/---
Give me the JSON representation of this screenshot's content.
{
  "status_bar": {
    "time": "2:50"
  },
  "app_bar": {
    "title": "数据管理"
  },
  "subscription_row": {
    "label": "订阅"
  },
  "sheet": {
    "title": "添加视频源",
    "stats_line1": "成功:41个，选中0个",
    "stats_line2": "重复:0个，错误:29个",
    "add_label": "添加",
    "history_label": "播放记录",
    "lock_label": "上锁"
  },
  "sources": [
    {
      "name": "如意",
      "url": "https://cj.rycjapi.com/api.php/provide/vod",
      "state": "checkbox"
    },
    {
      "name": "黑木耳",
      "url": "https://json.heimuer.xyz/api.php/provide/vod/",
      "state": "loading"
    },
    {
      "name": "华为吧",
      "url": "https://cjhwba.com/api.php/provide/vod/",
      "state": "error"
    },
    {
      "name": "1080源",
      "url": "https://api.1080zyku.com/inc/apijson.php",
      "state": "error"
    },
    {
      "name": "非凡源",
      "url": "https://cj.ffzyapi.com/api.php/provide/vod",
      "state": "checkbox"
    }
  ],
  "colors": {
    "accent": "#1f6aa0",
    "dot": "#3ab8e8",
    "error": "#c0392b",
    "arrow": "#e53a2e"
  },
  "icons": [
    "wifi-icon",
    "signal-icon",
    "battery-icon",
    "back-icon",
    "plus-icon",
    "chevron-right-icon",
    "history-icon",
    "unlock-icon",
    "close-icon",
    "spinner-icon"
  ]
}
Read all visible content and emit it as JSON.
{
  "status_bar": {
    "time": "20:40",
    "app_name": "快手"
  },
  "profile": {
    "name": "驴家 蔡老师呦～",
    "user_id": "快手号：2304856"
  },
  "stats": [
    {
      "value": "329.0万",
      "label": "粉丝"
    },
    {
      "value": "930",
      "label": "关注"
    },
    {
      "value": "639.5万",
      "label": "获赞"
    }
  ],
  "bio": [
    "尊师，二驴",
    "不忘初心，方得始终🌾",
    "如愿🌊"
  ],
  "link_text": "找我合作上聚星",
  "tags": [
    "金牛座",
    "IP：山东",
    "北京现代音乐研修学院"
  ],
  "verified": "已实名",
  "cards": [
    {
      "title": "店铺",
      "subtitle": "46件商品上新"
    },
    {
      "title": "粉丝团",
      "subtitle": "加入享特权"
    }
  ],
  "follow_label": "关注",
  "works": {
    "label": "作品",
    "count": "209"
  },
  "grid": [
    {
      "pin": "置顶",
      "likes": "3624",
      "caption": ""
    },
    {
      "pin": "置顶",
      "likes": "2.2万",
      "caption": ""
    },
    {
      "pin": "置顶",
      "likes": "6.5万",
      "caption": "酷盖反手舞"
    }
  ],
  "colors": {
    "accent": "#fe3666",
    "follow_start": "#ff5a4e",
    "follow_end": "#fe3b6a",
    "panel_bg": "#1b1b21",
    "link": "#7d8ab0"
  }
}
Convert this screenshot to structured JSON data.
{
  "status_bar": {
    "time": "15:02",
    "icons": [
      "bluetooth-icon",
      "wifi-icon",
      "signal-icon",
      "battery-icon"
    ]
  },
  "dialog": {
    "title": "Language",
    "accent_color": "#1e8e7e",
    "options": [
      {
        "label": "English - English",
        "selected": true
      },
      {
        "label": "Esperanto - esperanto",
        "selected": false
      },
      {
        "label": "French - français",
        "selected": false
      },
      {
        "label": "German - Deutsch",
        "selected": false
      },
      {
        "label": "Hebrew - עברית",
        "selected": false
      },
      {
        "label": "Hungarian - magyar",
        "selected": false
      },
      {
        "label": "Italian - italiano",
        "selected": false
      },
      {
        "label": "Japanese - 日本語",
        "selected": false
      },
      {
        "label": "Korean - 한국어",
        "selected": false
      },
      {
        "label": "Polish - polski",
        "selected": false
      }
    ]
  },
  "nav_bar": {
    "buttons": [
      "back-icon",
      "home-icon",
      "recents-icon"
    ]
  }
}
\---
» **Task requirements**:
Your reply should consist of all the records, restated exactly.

» **Response area**:
Give me the JSON representation of this screenshot's content.
{
  "status_bar": {
    "time": "2:50"
  },
  "app_bar": {
    "title": "数据管理"
  },
  "subscription_row": {
    "label": "订阅"
  },
  "sheet": {
    "title": "添加视频源",
    "stats_line1": "成功:41个，选中0个",
    "stats_line2": "重复:0个，错误:29个",
    "add_label": "添加",
    "history_label": "播放记录",
    "lock_label": "上锁"
  },
  "sources": [
    {
      "name": "如意",
      "url": "https://cj.rycjapi.com/api.php/provide/vod",
      "state": "checkbox"
    },
    {
      "name": "黑木耳",
      "url": "https://json.heimuer.xyz/api.php/provide/vod/",
      "state": "loading"
    },
    {
      "name": "华为吧",
      "url": "https://cjhwba.com/api.php/provide/vod/",
      "state": "error"
    },
    {
      "name": "1080源",
      "url": "https://api.1080zyku.com/inc/apijson.php",
      "state": "error"
    },
    {
      "name": "非凡源",
      "url": "https://cj.ffzyapi.com/api.php/provide/vod",
      "state": "checkbox"
    }
  ],
  "colors": {
    "accent": "#1f6aa0",
    "dot": "#3ab8e8",
    "error": "#c0392b",
    "arrow": "#e53a2e"
  },
  "icons": [
    "wifi-icon",
    "signal-icon",
    "battery-icon",
    "back-icon",
    "plus-icon",
    "chevron-right-icon",
    "history-icon",
    "unlock-icon",
    "close-icon",
    "spinner-icon"
  ]
}
Read all visible content and emit it as JSON.
{
  "status_bar": {
    "time": "20:40",
    "app_name": "快手"
  },
  "profile": {
    "name": "驴家 蔡老师呦～",
    "user_id": "快手号：2304856"
  },
  "stats": [
    {
      "value": "329.0万",
      "label": "粉丝"
    },
    {
      "value": "930",
      "label": "关注"
    },
    {
      "value": "639.5万",
      "label": "获赞"
    }
  ],
  "bio": [
    "尊师，二驴",
    "不忘初心，方得始终🌾",
    "如愿🌊"
  ],
  "link_text": "找我合作上聚星",
  "tags": [
    "金牛座",
    "IP：山东",
    "北京现代音乐研修学院"
  ],
  "verified": "已实名",
  "cards": [
    {
      "title": "店铺",
      "subtitle": "46件商品上新"
    },
    {
      "title": "粉丝团",
      "subtitle": "加入享特权"
    }
  ],
  "follow_label": "关注",
  "works": {
    "label": "作品",
    "count": "209"
  },
  "grid": [
    {
      "pin": "置顶",
      "likes": "3624",
      "caption": ""
    },
    {
      "pin": "置顶",
      "likes": "2.2万",
      "caption": ""
    },
    {
      "pin": "置顶",
      "likes": "6.5万",
      "caption": "酷盖反手舞"
    }
  ],
  "colors": {
    "accent": "#fe3666",
    "follow_start": "#ff5a4e",
    "follow_end": "#fe3b6a",
    "panel_bg": "#1b1b21",
    "link": "#7d8ab0"
  }
}
Convert this screenshot to structured JSON data.
{
  "status_bar": {
    "time": "15:02",
    "icons": [
      "bluetooth-icon",
      "wifi-icon",
      "signal-icon",
      "battery-icon"
    ]
  },
  "dialog": {
    "title": "Language",
    "accent_color": "#1e8e7e",
    "options": [
      {
        "label": "English - English",
        "selected": true
      },
      {
        "label": "Esperanto - esperanto",
        "selected": false
      },
      {
        "label": "French - français",
        "selected": false
      },
      {
        "label": "German - Deutsch",
        "selected": false
      },
      {
        "label": "Hebrew - עברית",
        "selected": false
      },
      {
        "label": "Hungarian - magyar",
        "selected": false
      },
      {
        "label": "Italian - italiano",
        "selected": false
      },
      {
        "label": "Japanese - 日本語",
        "selected": false
      },
      {
        "label": "Korean - 한국어",
        "selected": false
      },
      {
        "label": "Polish - polski",
        "selected": false
      }
    ]
  },
  "nav_bar": {
    "buttons": [
      "back-icon",
      "home-icon",
      "recents-icon"
    ]
  }
}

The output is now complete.